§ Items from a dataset
BEGIN

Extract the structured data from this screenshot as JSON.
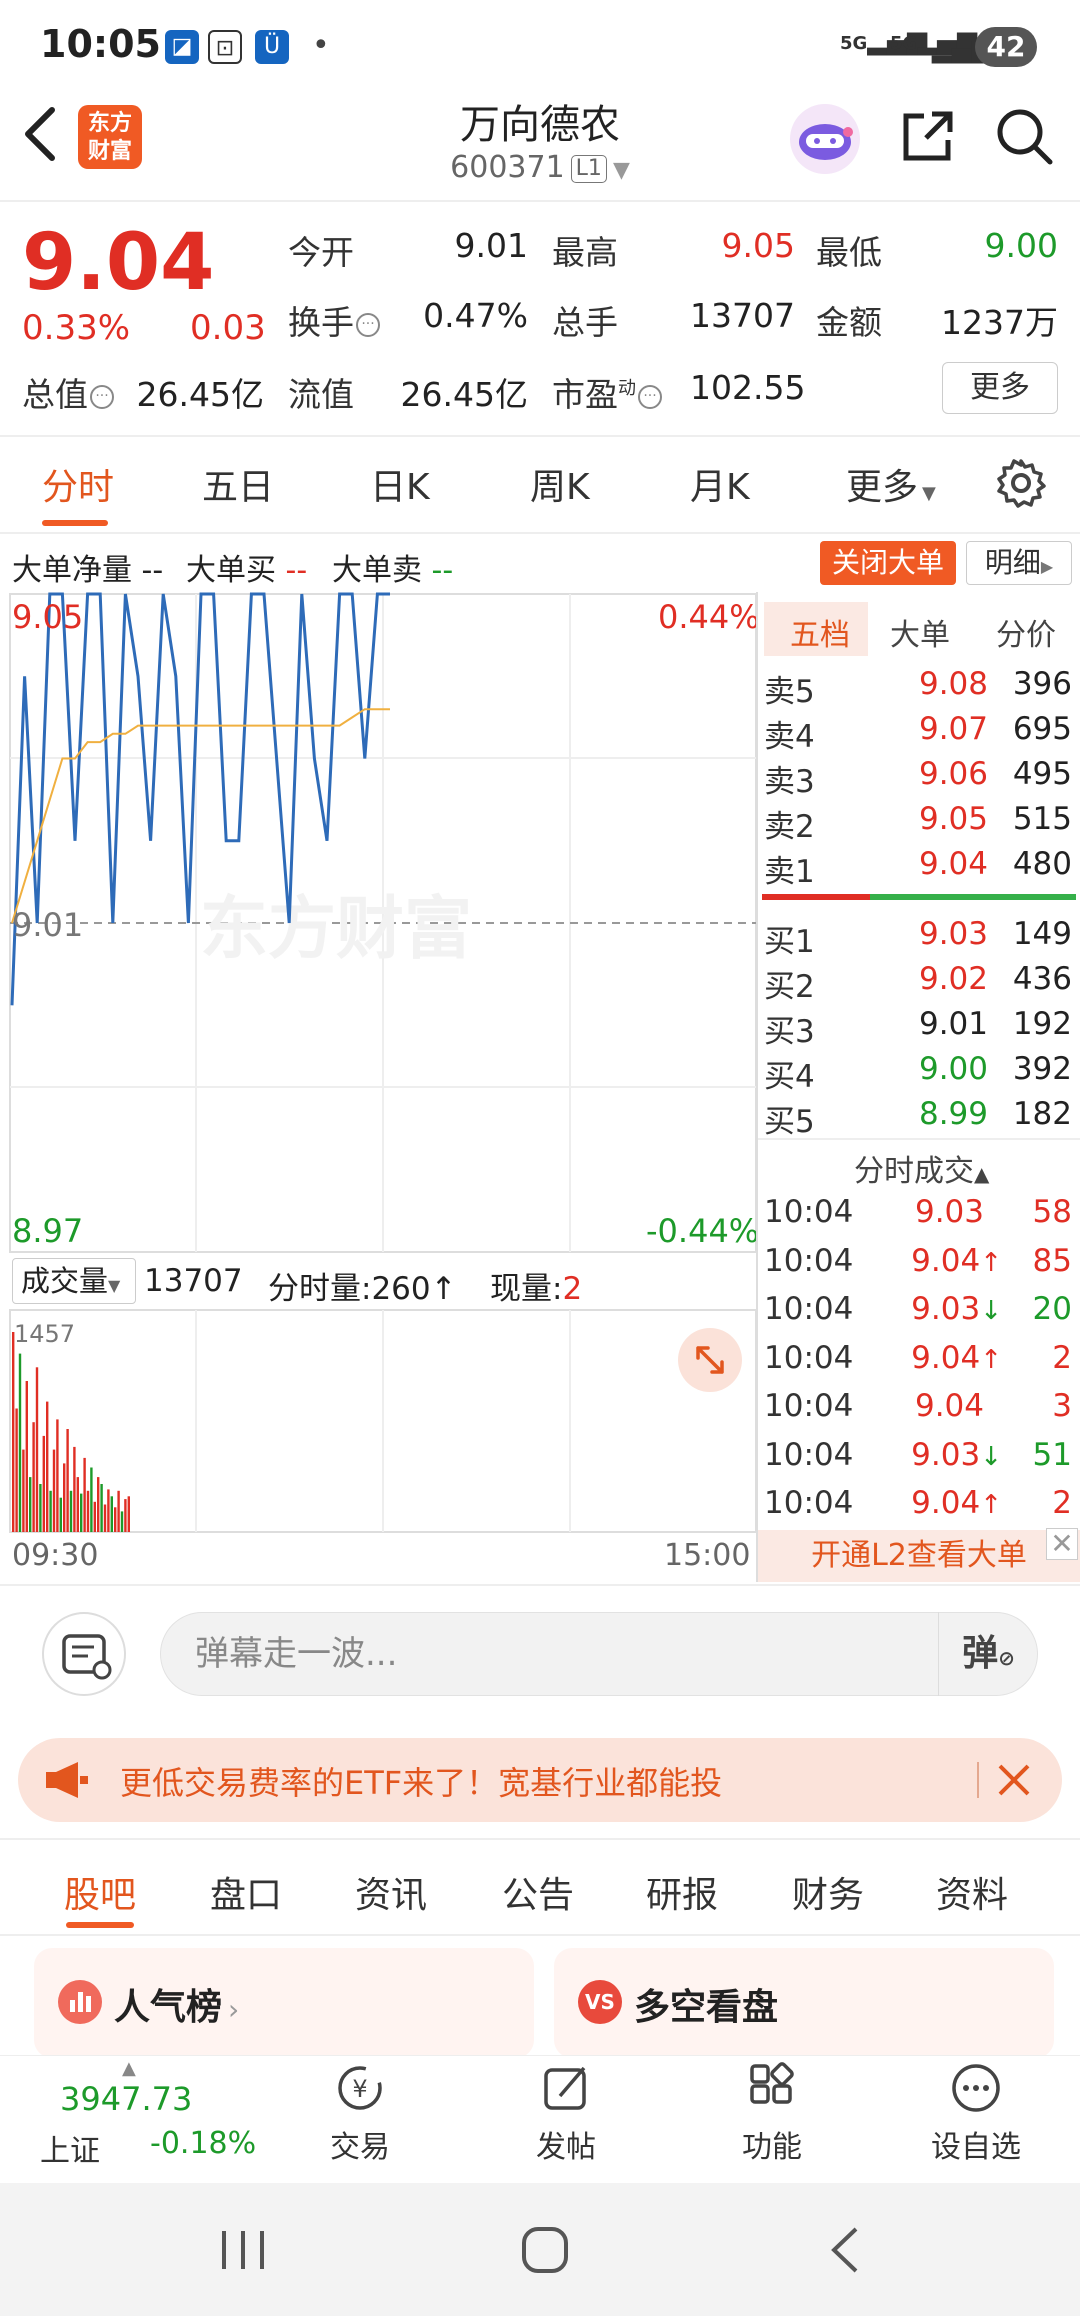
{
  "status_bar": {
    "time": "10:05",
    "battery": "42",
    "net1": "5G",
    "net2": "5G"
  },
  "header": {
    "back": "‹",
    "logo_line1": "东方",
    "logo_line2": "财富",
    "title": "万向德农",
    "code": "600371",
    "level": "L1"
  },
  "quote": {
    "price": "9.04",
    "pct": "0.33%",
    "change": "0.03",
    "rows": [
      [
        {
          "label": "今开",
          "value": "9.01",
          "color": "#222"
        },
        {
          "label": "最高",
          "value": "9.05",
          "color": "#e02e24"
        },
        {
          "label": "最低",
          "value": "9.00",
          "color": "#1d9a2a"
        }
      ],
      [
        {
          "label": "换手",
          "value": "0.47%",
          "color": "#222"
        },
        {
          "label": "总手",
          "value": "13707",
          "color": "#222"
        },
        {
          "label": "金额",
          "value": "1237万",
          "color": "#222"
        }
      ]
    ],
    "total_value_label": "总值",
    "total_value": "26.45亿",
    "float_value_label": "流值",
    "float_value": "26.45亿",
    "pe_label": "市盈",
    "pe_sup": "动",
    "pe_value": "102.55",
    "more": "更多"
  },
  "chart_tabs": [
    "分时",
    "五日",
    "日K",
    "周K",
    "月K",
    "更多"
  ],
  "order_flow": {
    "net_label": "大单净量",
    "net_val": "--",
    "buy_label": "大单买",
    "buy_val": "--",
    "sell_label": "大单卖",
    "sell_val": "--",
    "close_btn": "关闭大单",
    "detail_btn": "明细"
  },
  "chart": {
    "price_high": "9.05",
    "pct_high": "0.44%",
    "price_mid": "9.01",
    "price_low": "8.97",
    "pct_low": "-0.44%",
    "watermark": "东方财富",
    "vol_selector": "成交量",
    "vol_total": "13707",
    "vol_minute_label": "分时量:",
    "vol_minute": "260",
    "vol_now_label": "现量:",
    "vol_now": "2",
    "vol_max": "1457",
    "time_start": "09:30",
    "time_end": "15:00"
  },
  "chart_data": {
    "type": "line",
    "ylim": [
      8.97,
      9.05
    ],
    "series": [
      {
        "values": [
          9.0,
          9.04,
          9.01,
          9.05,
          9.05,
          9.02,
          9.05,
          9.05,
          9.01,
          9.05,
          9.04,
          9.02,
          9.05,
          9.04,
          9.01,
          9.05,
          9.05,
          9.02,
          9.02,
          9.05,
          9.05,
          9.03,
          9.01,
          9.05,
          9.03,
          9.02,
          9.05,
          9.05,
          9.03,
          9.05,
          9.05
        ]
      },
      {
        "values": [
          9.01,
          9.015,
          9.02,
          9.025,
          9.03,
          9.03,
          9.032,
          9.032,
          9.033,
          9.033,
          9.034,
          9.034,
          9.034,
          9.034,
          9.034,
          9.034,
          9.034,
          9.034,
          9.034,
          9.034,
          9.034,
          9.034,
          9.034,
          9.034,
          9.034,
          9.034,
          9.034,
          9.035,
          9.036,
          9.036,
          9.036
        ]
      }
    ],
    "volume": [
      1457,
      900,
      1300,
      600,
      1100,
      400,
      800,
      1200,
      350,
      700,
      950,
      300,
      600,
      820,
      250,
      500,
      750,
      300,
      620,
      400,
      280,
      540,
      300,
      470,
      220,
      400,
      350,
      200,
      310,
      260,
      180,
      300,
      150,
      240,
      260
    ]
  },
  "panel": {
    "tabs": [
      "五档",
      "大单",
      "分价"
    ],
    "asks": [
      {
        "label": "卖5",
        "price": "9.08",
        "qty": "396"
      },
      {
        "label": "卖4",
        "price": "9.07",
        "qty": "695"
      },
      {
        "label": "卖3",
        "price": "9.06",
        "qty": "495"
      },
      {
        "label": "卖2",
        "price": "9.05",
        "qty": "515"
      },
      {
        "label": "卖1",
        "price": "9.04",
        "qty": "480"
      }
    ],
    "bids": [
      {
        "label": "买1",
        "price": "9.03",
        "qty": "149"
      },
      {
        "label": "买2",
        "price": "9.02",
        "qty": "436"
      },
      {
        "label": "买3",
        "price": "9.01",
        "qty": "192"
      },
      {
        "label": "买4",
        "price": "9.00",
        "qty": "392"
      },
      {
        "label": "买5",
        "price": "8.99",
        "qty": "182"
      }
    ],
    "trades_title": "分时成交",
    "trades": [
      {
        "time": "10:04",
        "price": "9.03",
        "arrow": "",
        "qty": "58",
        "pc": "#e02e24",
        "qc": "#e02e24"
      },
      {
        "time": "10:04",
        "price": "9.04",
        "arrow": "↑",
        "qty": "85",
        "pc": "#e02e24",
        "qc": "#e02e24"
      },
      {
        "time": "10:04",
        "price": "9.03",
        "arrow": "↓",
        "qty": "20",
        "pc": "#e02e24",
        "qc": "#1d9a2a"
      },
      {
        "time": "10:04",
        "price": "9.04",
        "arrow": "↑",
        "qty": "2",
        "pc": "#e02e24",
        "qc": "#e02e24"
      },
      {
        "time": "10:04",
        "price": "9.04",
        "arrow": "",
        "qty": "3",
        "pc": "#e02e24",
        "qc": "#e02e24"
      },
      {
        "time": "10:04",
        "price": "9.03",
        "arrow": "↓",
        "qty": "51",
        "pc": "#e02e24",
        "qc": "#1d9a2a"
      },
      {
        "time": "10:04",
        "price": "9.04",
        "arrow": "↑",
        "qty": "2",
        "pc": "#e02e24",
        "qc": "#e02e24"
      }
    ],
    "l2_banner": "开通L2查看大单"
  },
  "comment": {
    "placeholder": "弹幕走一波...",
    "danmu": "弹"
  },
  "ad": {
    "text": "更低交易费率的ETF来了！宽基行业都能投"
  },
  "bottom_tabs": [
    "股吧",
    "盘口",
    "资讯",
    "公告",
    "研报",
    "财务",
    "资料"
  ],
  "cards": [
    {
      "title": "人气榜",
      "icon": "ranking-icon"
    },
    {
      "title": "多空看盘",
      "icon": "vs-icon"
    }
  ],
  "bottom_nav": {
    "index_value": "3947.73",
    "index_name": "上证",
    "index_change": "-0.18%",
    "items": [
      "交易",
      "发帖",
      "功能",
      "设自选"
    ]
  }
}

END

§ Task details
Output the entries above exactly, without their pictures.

§ Output for this task
Extract the structured data from this screenshot as JSON.
{
  "status_bar": {
    "time": "10:05",
    "battery": "42",
    "net1": "5G",
    "net2": "5G"
  },
  "header": {
    "back": "‹",
    "logo_line1": "东方",
    "logo_line2": "财富",
    "title": "万向德农",
    "code": "600371",
    "level": "L1"
  },
  "quote": {
    "price": "9.04",
    "pct": "0.33%",
    "change": "0.03",
    "rows": [
      [
        {
          "label": "今开",
          "value": "9.01",
          "color": "#222"
        },
        {
          "label": "最高",
          "value": "9.05",
          "color": "#e02e24"
        },
        {
          "label": "最低",
          "value": "9.00",
          "color": "#1d9a2a"
        }
      ],
      [
        {
          "label": "换手",
          "value": "0.47%",
          "color": "#222"
        },
        {
          "label": "总手",
          "value": "13707",
          "color": "#222"
        },
        {
          "label": "金额",
          "value": "1237万",
          "color": "#222"
        }
      ]
    ],
    "total_value_label": "总值",
    "total_value": "26.45亿",
    "float_value_label": "流值",
    "float_value": "26.45亿",
    "pe_label": "市盈",
    "pe_sup": "动",
    "pe_value": "102.55",
    "more": "更多"
  },
  "chart_tabs": [
    "分时",
    "五日",
    "日K",
    "周K",
    "月K",
    "更多"
  ],
  "order_flow": {
    "net_label": "大单净量",
    "net_val": "--",
    "buy_label": "大单买",
    "buy_val": "--",
    "sell_label": "大单卖",
    "sell_val": "--",
    "close_btn": "关闭大单",
    "detail_btn": "明细"
  },
  "chart": {
    "price_high": "9.05",
    "pct_high": "0.44%",
    "price_mid": "9.01",
    "price_low": "8.97",
    "pct_low": "-0.44%",
    "watermark": "东方财富",
    "vol_selector": "成交量",
    "vol_total": "13707",
    "vol_minute_label": "分时量:",
    "vol_minute": "260",
    "vol_now_label": "现量:",
    "vol_now": "2",
    "vol_max": "1457",
    "time_start": "09:30",
    "time_end": "15:00"
  },
  "chart_data": {
    "type": "line",
    "ylim": [
      8.97,
      9.05
    ],
    "series": [
      {
        "values": [
          9.0,
          9.04,
          9.01,
          9.05,
          9.05,
          9.02,
          9.05,
          9.05,
          9.01,
          9.05,
          9.04,
          9.02,
          9.05,
          9.04,
          9.01,
          9.05,
          9.05,
          9.02,
          9.02,
          9.05,
          9.05,
          9.03,
          9.01,
          9.05,
          9.03,
          9.02,
          9.05,
          9.05,
          9.03,
          9.05,
          9.05
        ]
      },
      {
        "values": [
          9.01,
          9.015,
          9.02,
          9.025,
          9.03,
          9.03,
          9.032,
          9.032,
          9.033,
          9.033,
          9.034,
          9.034,
          9.034,
          9.034,
          9.034,
          9.034,
          9.034,
          9.034,
          9.034,
          9.034,
          9.034,
          9.034,
          9.034,
          9.034,
          9.034,
          9.034,
          9.034,
          9.035,
          9.036,
          9.036,
          9.036
        ]
      }
    ],
    "volume": [
      1457,
      900,
      1300,
      600,
      1100,
      400,
      800,
      1200,
      350,
      700,
      950,
      300,
      600,
      820,
      250,
      500,
      750,
      300,
      620,
      400,
      280,
      540,
      300,
      470,
      220,
      400,
      350,
      200,
      310,
      260,
      180,
      300,
      150,
      240,
      260
    ]
  },
  "panel": {
    "tabs": [
      "五档",
      "大单",
      "分价"
    ],
    "asks": [
      {
        "label": "卖5",
        "price": "9.08",
        "qty": "396"
      },
      {
        "label": "卖4",
        "price": "9.07",
        "qty": "695"
      },
      {
        "label": "卖3",
        "price": "9.06",
        "qty": "495"
      },
      {
        "label": "卖2",
        "price": "9.05",
        "qty": "515"
      },
      {
        "label": "卖1",
        "price": "9.04",
        "qty": "480"
      }
    ],
    "bids": [
      {
        "label": "买1",
        "price": "9.03",
        "qty": "149"
      },
      {
        "label": "买2",
        "price": "9.02",
        "qty": "436"
      },
      {
        "label": "买3",
        "price": "9.01",
        "qty": "192"
      },
      {
        "label": "买4",
        "price": "9.00",
        "qty": "392"
      },
      {
        "label": "买5",
        "price": "8.99",
        "qty": "182"
      }
    ],
    "trades_title": "分时成交",
    "trades": [
      {
        "time": "10:04",
        "price": "9.03",
        "arrow": "",
        "qty": "58",
        "pc": "#e02e24",
        "qc": "#e02e24"
      },
      {
        "time": "10:04",
        "price": "9.04",
        "arrow": "↑",
        "qty": "85",
        "pc": "#e02e24",
        "qc": "#e02e24"
      },
      {
        "time": "10:04",
        "price": "9.03",
        "arrow": "↓",
        "qty": "20",
        "pc": "#e02e24",
        "qc": "#1d9a2a"
      },
      {
        "time": "10:04",
        "price": "9.04",
        "arrow": "↑",
        "qty": "2",
        "pc": "#e02e24",
        "qc": "#e02e24"
      },
      {
        "time": "10:04",
        "price": "9.04",
        "arrow": "",
        "qty": "3",
        "pc": "#e02e24",
        "qc": "#e02e24"
      },
      {
        "time": "10:04",
        "price": "9.03",
        "arrow": "↓",
        "qty": "51",
        "pc": "#e02e24",
        "qc": "#1d9a2a"
      },
      {
        "time": "10:04",
        "price": "9.04",
        "arrow": "↑",
        "qty": "2",
        "pc": "#e02e24",
        "qc": "#e02e24"
      }
    ],
    "l2_banner": "开通L2查看大单"
  },
  "comment": {
    "placeholder": "弹幕走一波...",
    "danmu": "弹"
  },
  "ad": {
    "text": "更低交易费率的ETF来了！宽基行业都能投"
  },
  "bottom_tabs": [
    "股吧",
    "盘口",
    "资讯",
    "公告",
    "研报",
    "财务",
    "资料"
  ],
  "cards": [
    {
      "title": "人气榜",
      "icon": "ranking-icon"
    },
    {
      "title": "多空看盘",
      "icon": "vs-icon"
    }
  ],
  "bottom_nav": {
    "index_value": "3947.73",
    "index_name": "上证",
    "index_change": "-0.18%",
    "items": [
      "交易",
      "发帖",
      "功能",
      "设自选"
    ]
  }
}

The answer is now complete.